───── RECORDS ─────

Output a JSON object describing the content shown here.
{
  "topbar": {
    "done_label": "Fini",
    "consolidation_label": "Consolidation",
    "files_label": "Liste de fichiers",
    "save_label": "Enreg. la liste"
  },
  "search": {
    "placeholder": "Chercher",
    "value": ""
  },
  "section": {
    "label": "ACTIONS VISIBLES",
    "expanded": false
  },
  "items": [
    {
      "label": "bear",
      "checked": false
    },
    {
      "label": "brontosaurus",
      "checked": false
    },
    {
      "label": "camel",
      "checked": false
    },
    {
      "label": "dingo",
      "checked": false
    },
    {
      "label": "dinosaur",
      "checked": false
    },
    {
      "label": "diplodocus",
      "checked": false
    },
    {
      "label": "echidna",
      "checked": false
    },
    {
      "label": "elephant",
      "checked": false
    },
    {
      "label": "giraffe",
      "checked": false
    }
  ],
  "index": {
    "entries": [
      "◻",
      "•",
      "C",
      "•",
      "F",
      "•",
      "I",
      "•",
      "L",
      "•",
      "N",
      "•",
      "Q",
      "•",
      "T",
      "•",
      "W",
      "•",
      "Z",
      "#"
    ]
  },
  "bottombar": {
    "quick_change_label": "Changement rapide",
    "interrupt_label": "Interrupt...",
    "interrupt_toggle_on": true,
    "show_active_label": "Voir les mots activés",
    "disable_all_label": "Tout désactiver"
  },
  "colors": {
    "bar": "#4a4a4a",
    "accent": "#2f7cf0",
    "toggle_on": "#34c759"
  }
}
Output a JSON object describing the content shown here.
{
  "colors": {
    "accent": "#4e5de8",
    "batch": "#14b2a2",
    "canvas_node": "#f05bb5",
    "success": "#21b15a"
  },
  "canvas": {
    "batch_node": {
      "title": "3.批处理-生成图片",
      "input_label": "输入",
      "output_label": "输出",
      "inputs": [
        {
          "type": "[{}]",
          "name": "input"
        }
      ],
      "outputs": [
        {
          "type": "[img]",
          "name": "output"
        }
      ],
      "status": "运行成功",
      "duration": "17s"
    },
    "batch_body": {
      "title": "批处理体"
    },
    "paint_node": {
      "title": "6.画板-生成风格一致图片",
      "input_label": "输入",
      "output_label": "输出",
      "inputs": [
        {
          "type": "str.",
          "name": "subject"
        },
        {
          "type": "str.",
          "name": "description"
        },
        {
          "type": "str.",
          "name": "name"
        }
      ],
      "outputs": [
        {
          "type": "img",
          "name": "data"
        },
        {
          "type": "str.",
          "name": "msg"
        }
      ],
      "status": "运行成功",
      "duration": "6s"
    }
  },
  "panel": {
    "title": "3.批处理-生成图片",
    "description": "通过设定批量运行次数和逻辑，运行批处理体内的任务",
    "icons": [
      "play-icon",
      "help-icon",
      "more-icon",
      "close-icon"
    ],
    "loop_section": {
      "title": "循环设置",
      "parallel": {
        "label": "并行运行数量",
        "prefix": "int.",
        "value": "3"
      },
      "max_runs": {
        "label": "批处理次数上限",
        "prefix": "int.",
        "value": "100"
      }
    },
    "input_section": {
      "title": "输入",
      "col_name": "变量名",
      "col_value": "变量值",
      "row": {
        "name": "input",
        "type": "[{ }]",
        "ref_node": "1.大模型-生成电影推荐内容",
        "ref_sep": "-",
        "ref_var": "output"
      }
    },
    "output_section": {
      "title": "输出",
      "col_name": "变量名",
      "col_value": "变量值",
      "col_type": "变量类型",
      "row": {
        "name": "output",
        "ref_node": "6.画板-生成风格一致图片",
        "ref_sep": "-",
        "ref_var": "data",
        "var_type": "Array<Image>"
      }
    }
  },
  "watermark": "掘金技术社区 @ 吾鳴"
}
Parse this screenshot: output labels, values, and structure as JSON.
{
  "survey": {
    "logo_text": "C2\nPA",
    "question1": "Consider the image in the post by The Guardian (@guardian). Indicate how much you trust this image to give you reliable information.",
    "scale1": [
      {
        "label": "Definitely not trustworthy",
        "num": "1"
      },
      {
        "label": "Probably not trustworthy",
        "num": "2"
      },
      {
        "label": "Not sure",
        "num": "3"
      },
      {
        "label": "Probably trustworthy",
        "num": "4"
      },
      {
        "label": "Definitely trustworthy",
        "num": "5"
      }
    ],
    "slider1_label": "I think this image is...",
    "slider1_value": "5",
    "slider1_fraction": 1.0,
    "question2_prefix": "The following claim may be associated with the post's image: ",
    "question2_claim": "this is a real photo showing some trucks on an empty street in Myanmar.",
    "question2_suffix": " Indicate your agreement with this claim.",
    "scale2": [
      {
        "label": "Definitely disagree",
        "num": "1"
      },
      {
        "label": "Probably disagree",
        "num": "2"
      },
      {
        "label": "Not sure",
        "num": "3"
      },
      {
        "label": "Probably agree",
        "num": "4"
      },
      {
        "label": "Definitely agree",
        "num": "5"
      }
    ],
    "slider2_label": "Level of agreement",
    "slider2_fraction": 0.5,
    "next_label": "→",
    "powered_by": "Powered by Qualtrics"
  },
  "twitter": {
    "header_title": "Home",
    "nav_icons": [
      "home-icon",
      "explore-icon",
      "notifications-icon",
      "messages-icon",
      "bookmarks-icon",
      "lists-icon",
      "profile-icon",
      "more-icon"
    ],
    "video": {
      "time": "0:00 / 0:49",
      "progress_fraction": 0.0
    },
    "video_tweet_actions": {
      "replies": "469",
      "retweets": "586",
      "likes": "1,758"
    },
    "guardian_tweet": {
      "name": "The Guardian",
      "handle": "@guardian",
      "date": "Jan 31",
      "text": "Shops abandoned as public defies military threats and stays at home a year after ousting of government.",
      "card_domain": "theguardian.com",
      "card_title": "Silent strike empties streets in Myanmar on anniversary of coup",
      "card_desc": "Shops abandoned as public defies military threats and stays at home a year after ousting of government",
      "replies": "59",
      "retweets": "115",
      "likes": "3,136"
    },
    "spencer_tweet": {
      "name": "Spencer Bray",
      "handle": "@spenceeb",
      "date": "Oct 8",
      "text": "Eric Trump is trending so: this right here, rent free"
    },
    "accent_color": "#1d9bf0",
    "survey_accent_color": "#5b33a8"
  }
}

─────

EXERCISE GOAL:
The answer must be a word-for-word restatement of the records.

ANSWER TO THE EXERCISE:
Output a JSON object describing the content shown here.
{
  "topbar": {
    "done_label": "Fini",
    "consolidation_label": "Consolidation",
    "files_label": "Liste de fichiers",
    "save_label": "Enreg. la liste"
  },
  "search": {
    "placeholder": "Chercher",
    "value": ""
  },
  "section": {
    "label": "ACTIONS VISIBLES",
    "expanded": false
  },
  "items": [
    {
      "label": "bear",
      "checked": false
    },
    {
      "label": "brontosaurus",
      "checked": false
    },
    {
      "label": "camel",
      "checked": false
    },
    {
      "label": "dingo",
      "checked": false
    },
    {
      "label": "dinosaur",
      "checked": false
    },
    {
      "label": "diplodocus",
      "checked": false
    },
    {
      "label": "echidna",
      "checked": false
    },
    {
      "label": "elephant",
      "checked": false
    },
    {
      "label": "giraffe",
      "checked": false
    }
  ],
  "index": {
    "entries": [
      "◻",
      "•",
      "C",
      "•",
      "F",
      "•",
      "I",
      "•",
      "L",
      "•",
      "N",
      "•",
      "Q",
      "•",
      "T",
      "•",
      "W",
      "•",
      "Z",
      "#"
    ]
  },
  "bottombar": {
    "quick_change_label": "Changement rapide",
    "interrupt_label": "Interrupt...",
    "interrupt_toggle_on": true,
    "show_active_label": "Voir les mots activés",
    "disable_all_label": "Tout désactiver"
  },
  "colors": {
    "bar": "#4a4a4a",
    "accent": "#2f7cf0",
    "toggle_on": "#34c759"
  }
}
Output a JSON object describing the content shown here.
{
  "colors": {
    "accent": "#4e5de8",
    "batch": "#14b2a2",
    "canvas_node": "#f05bb5",
    "success": "#21b15a"
  },
  "canvas": {
    "batch_node": {
      "title": "3.批处理-生成图片",
      "input_label": "输入",
      "output_label": "输出",
      "inputs": [
        {
          "type": "[{}]",
          "name": "input"
        }
      ],
      "outputs": [
        {
          "type": "[img]",
          "name": "output"
        }
      ],
      "status": "运行成功",
      "duration": "17s"
    },
    "batch_body": {
      "title": "批处理体"
    },
    "paint_node": {
      "title": "6.画板-生成风格一致图片",
      "input_label": "输入",
      "output_label": "输出",
      "inputs": [
        {
          "type": "str.",
          "name": "subject"
        },
        {
          "type": "str.",
          "name": "description"
        },
        {
          "type": "str.",
          "name": "name"
        }
      ],
      "outputs": [
        {
          "type": "img",
          "name": "data"
        },
        {
          "type": "str.",
          "name": "msg"
        }
      ],
      "status": "运行成功",
      "duration": "6s"
    }
  },
  "panel": {
    "title": "3.批处理-生成图片",
    "description": "通过设定批量运行次数和逻辑，运行批处理体内的任务",
    "icons": [
      "play-icon",
      "help-icon",
      "more-icon",
      "close-icon"
    ],
    "loop_section": {
      "title": "循环设置",
      "parallel": {
        "label": "并行运行数量",
        "prefix": "int.",
        "value": "3"
      },
      "max_runs": {
        "label": "批处理次数上限",
        "prefix": "int.",
        "value": "100"
      }
    },
    "input_section": {
      "title": "输入",
      "col_name": "变量名",
      "col_value": "变量值",
      "row": {
        "name": "input",
        "type": "[{ }]",
        "ref_node": "1.大模型-生成电影推荐内容",
        "ref_sep": "-",
        "ref_var": "output"
      }
    },
    "output_section": {
      "title": "输出",
      "col_name": "变量名",
      "col_value": "变量值",
      "col_type": "变量类型",
      "row": {
        "name": "output",
        "ref_node": "6.画板-生成风格一致图片",
        "ref_sep": "-",
        "ref_var": "data",
        "var_type": "Array<Image>"
      }
    }
  },
  "watermark": "掘金技术社区 @ 吾鳴"
}
Parse this screenshot: output labels, values, and structure as JSON.
{
  "survey": {
    "logo_text": "C2\nPA",
    "question1": "Consider the image in the post by The Guardian (@guardian). Indicate how much you trust this image to give you reliable information.",
    "scale1": [
      {
        "label": "Definitely not trustworthy",
        "num": "1"
      },
      {
        "label": "Probably not trustworthy",
        "num": "2"
      },
      {
        "label": "Not sure",
        "num": "3"
      },
      {
        "label": "Probably trustworthy",
        "num": "4"
      },
      {
        "label": "Definitely trustworthy",
        "num": "5"
      }
    ],
    "slider1_label": "I think this image is...",
    "slider1_value": "5",
    "slider1_fraction": 1.0,
    "question2_prefix": "The following claim may be associated with the post's image: ",
    "question2_claim": "this is a real photo showing some trucks on an empty street in Myanmar.",
    "question2_suffix": " Indicate your agreement with this claim.",
    "scale2": [
      {
        "label": "Definitely disagree",
        "num": "1"
      },
      {
        "label": "Probably disagree",
        "num": "2"
      },
      {
        "label": "Not sure",
        "num": "3"
      },
      {
        "label": "Probably agree",
        "num": "4"
      },
      {
        "label": "Definitely agree",
        "num": "5"
      }
    ],
    "slider2_label": "Level of agreement",
    "slider2_fraction": 0.5,
    "next_label": "→",
    "powered_by": "Powered by Qualtrics"
  },
  "twitter": {
    "header_title": "Home",
    "nav_icons": [
      "home-icon",
      "explore-icon",
      "notifications-icon",
      "messages-icon",
      "bookmarks-icon",
      "lists-icon",
      "profile-icon",
      "more-icon"
    ],
    "video": {
      "time": "0:00 / 0:49",
      "progress_fraction": 0.0
    },
    "video_tweet_actions": {
      "replies": "469",
      "retweets": "586",
      "likes": "1,758"
    },
    "guardian_tweet": {
      "name": "The Guardian",
      "handle": "@guardian",
      "date": "Jan 31",
      "text": "Shops abandoned as public defies military threats and stays at home a year after ousting of government.",
      "card_domain": "theguardian.com",
      "card_title": "Silent strike empties streets in Myanmar on anniversary of coup",
      "card_desc": "Shops abandoned as public defies military threats and stays at home a year after ousting of government",
      "replies": "59",
      "retweets": "115",
      "likes": "3,136"
    },
    "spencer_tweet": {
      "name": "Spencer Bray",
      "handle": "@spenceeb",
      "date": "Oct 8",
      "text": "Eric Trump is trending so: this right here, rent free"
    },
    "accent_color": "#1d9bf0",
    "survey_accent_color": "#5b33a8"
  }
}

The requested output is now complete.